** DATA EXTRACTS follows **
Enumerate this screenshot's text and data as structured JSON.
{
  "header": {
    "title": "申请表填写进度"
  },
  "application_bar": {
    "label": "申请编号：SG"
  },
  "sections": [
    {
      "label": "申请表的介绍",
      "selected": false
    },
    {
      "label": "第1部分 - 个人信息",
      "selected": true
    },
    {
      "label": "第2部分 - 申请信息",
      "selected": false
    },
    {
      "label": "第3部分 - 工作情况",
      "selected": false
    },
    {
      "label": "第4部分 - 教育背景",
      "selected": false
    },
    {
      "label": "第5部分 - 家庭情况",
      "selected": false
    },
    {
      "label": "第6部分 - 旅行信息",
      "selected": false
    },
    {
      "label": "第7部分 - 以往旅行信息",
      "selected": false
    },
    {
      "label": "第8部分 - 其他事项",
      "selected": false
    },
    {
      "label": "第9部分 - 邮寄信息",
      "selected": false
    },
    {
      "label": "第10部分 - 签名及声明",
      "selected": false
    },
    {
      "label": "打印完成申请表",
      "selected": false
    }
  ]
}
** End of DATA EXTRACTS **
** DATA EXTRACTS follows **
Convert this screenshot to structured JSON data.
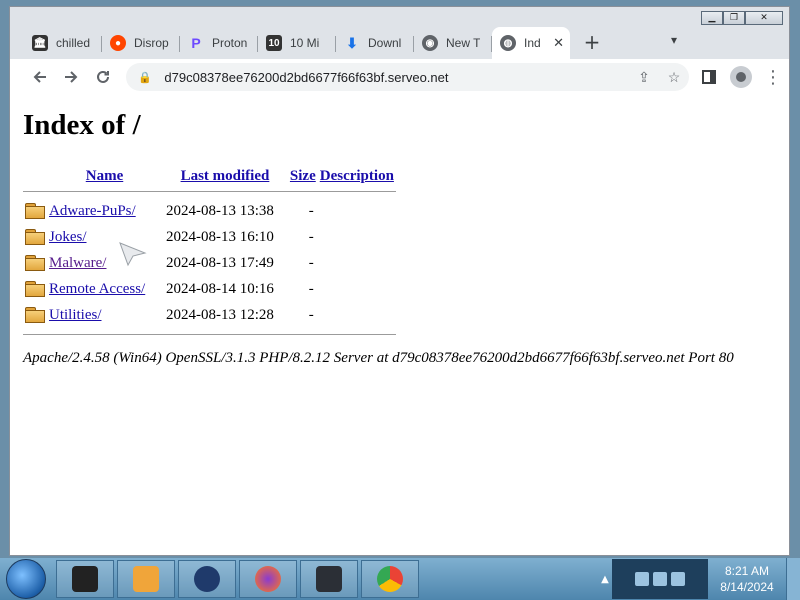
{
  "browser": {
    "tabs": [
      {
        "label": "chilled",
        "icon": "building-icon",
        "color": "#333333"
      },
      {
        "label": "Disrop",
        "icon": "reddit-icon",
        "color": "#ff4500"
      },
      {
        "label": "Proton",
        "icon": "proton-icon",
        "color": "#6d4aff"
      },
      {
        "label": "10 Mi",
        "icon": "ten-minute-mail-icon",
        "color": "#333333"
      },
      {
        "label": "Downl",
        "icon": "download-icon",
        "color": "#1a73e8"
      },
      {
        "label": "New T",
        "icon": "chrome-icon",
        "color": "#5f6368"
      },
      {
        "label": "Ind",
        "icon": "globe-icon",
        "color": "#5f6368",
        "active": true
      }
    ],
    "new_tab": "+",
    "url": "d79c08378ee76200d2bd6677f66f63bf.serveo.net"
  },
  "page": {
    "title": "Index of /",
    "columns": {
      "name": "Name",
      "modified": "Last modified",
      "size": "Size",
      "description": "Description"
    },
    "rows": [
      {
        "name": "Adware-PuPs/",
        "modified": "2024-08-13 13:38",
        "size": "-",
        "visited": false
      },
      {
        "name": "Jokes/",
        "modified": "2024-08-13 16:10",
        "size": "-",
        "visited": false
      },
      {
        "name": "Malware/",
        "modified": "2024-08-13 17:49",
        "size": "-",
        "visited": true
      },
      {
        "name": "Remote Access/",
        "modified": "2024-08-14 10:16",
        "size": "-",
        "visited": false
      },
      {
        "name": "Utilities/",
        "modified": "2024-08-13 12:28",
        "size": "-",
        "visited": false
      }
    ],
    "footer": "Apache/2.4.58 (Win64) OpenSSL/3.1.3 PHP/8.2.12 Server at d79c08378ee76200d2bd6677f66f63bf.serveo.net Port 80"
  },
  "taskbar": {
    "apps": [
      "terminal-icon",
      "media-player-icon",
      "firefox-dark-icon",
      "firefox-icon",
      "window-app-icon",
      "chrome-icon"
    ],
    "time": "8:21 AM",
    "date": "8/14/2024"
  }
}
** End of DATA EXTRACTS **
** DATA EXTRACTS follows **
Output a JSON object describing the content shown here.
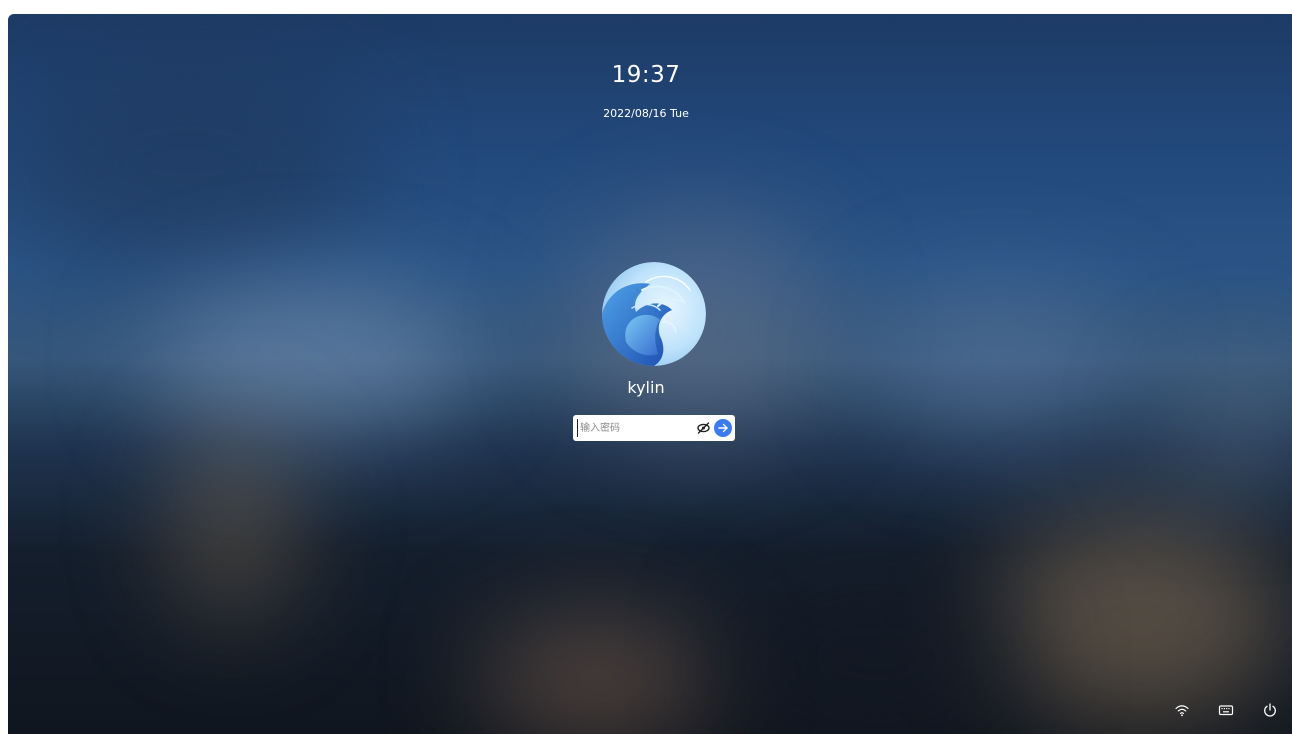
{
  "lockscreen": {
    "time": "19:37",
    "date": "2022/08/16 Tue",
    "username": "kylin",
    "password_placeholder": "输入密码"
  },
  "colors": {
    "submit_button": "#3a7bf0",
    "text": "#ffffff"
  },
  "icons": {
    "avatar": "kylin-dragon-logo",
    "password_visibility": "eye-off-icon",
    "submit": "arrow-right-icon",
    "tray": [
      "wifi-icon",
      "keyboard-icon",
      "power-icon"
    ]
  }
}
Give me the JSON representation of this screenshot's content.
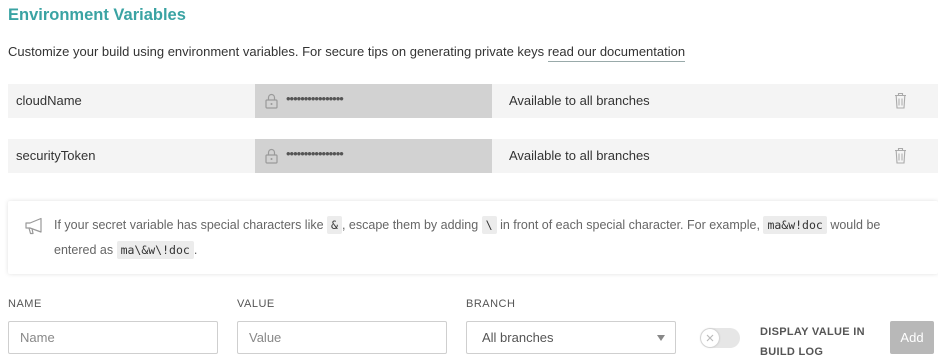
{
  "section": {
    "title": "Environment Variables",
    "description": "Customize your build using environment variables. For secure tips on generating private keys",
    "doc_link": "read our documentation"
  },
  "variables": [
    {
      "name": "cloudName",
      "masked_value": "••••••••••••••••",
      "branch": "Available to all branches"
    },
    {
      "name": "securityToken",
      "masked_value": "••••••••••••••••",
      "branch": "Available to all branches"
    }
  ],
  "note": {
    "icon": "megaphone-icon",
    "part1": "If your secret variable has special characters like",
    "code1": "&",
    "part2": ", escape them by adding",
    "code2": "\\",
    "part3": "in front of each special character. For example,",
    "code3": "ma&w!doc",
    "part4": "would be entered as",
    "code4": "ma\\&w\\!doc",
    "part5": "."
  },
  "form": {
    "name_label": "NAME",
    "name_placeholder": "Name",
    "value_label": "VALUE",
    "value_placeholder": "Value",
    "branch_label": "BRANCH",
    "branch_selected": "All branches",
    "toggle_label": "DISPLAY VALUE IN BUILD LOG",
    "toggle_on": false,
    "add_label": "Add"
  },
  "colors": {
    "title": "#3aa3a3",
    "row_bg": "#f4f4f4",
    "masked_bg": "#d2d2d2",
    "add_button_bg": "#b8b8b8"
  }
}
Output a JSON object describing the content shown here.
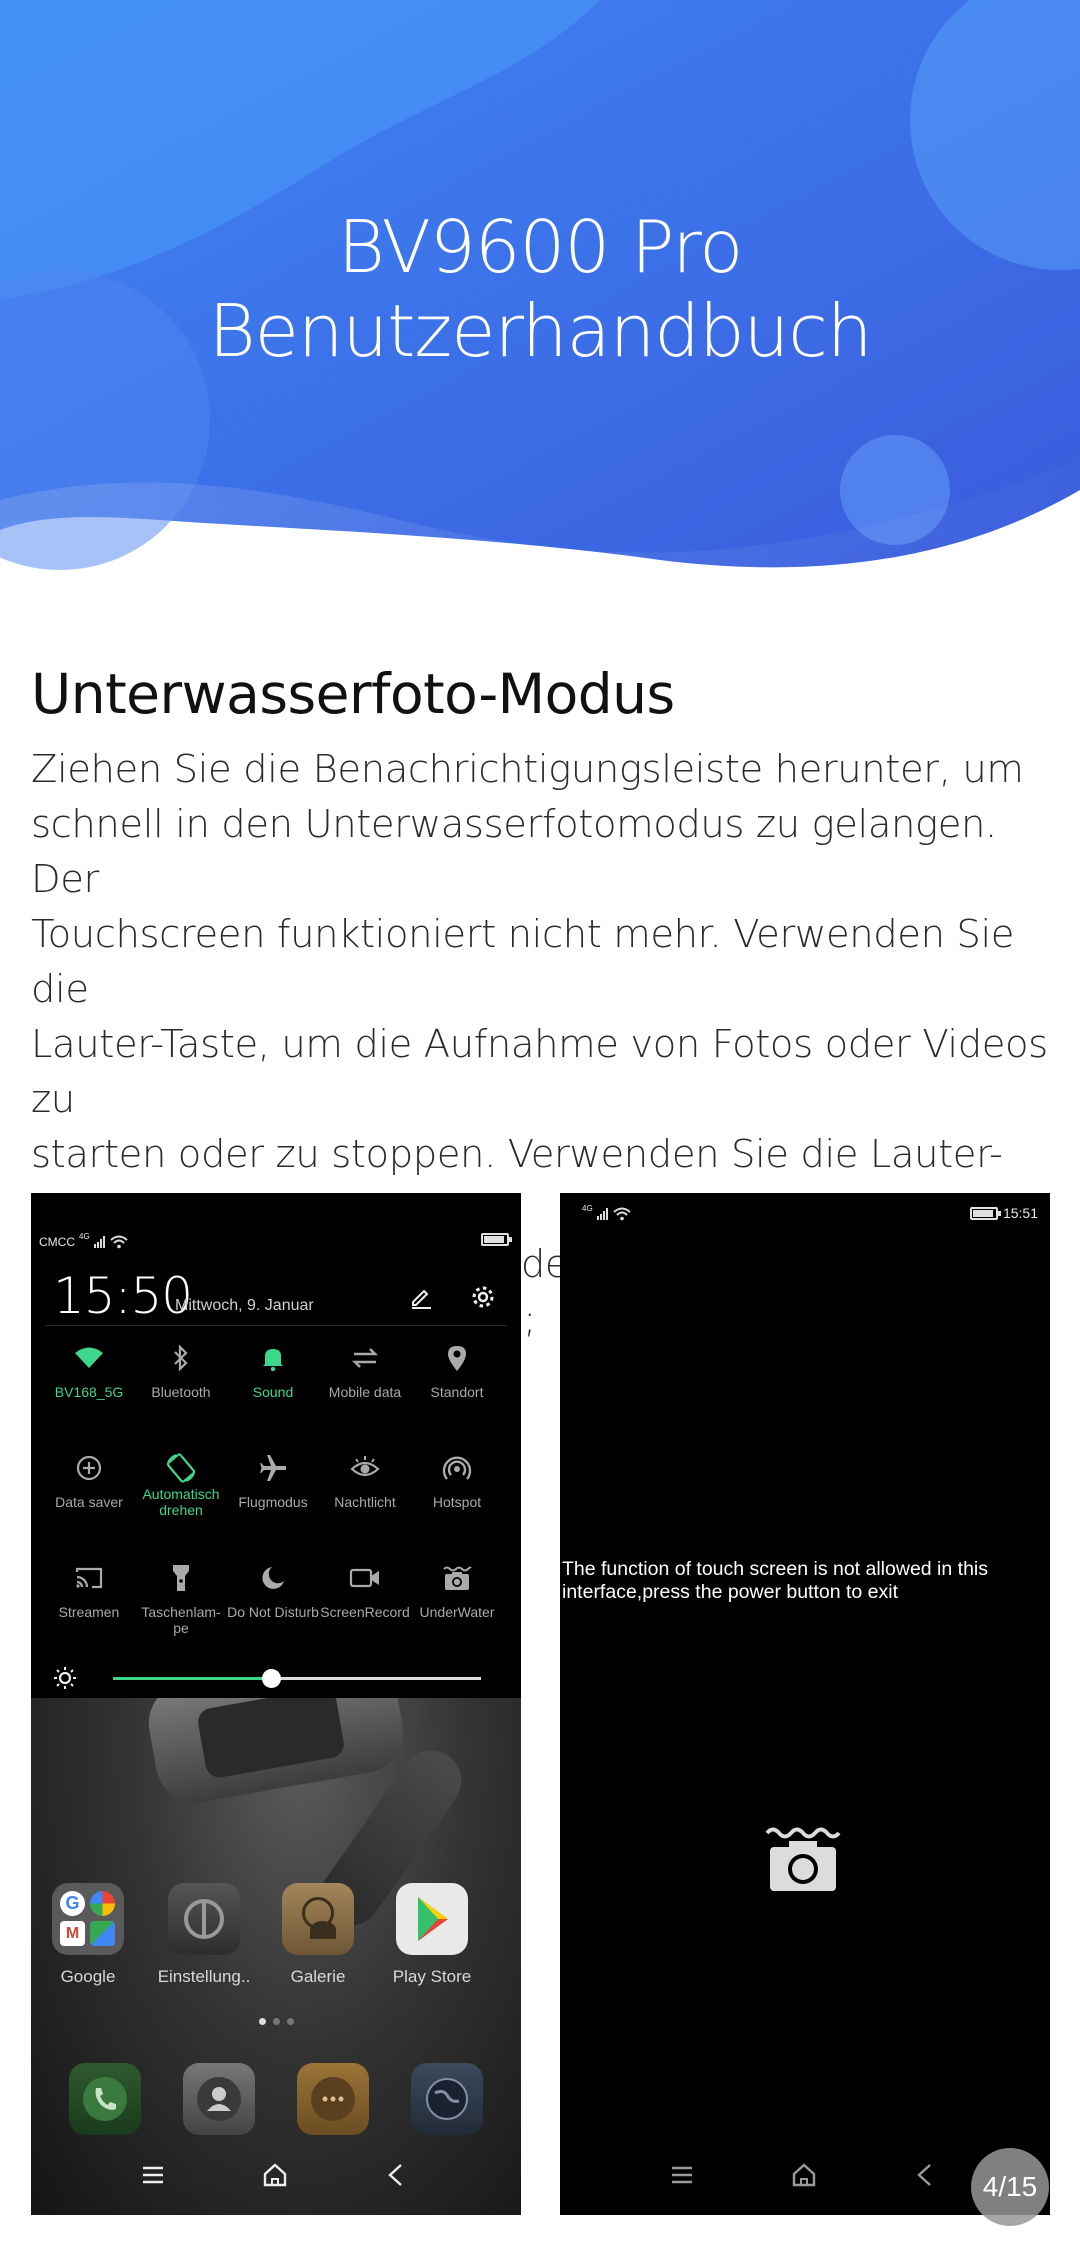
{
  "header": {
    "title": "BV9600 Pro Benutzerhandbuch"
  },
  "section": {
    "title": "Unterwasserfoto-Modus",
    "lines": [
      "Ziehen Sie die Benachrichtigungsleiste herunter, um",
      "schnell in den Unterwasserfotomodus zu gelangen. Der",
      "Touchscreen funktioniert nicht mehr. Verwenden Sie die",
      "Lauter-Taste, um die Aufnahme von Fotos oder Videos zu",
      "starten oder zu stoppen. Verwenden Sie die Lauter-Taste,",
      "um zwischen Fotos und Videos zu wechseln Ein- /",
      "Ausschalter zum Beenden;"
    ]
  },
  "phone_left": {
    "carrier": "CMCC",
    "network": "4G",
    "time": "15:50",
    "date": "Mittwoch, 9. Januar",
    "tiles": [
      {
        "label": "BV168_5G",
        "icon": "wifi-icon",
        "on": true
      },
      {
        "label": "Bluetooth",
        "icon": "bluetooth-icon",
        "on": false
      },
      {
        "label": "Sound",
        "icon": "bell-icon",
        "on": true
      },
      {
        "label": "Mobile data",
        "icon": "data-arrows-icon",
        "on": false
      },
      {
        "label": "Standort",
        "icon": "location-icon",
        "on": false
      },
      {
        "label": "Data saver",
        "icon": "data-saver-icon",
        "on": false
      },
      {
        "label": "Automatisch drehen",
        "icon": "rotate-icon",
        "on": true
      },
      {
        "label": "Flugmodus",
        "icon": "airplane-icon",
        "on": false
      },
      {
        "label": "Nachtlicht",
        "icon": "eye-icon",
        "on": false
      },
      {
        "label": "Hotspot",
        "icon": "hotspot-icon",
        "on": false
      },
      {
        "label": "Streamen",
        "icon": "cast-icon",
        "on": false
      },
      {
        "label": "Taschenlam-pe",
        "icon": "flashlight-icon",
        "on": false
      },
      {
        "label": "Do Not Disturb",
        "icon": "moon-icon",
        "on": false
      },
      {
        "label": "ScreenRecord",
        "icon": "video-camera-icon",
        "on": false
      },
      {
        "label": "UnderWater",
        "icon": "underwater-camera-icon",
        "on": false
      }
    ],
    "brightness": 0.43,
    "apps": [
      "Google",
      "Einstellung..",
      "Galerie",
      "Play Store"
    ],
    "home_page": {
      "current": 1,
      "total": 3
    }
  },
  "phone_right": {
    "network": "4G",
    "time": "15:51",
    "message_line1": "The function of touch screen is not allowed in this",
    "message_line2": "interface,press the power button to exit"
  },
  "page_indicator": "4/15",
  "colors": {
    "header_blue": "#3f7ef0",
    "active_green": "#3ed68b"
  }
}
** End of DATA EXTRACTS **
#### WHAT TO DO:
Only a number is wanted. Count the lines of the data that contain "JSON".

#### COMPLETED EXERCISE:
5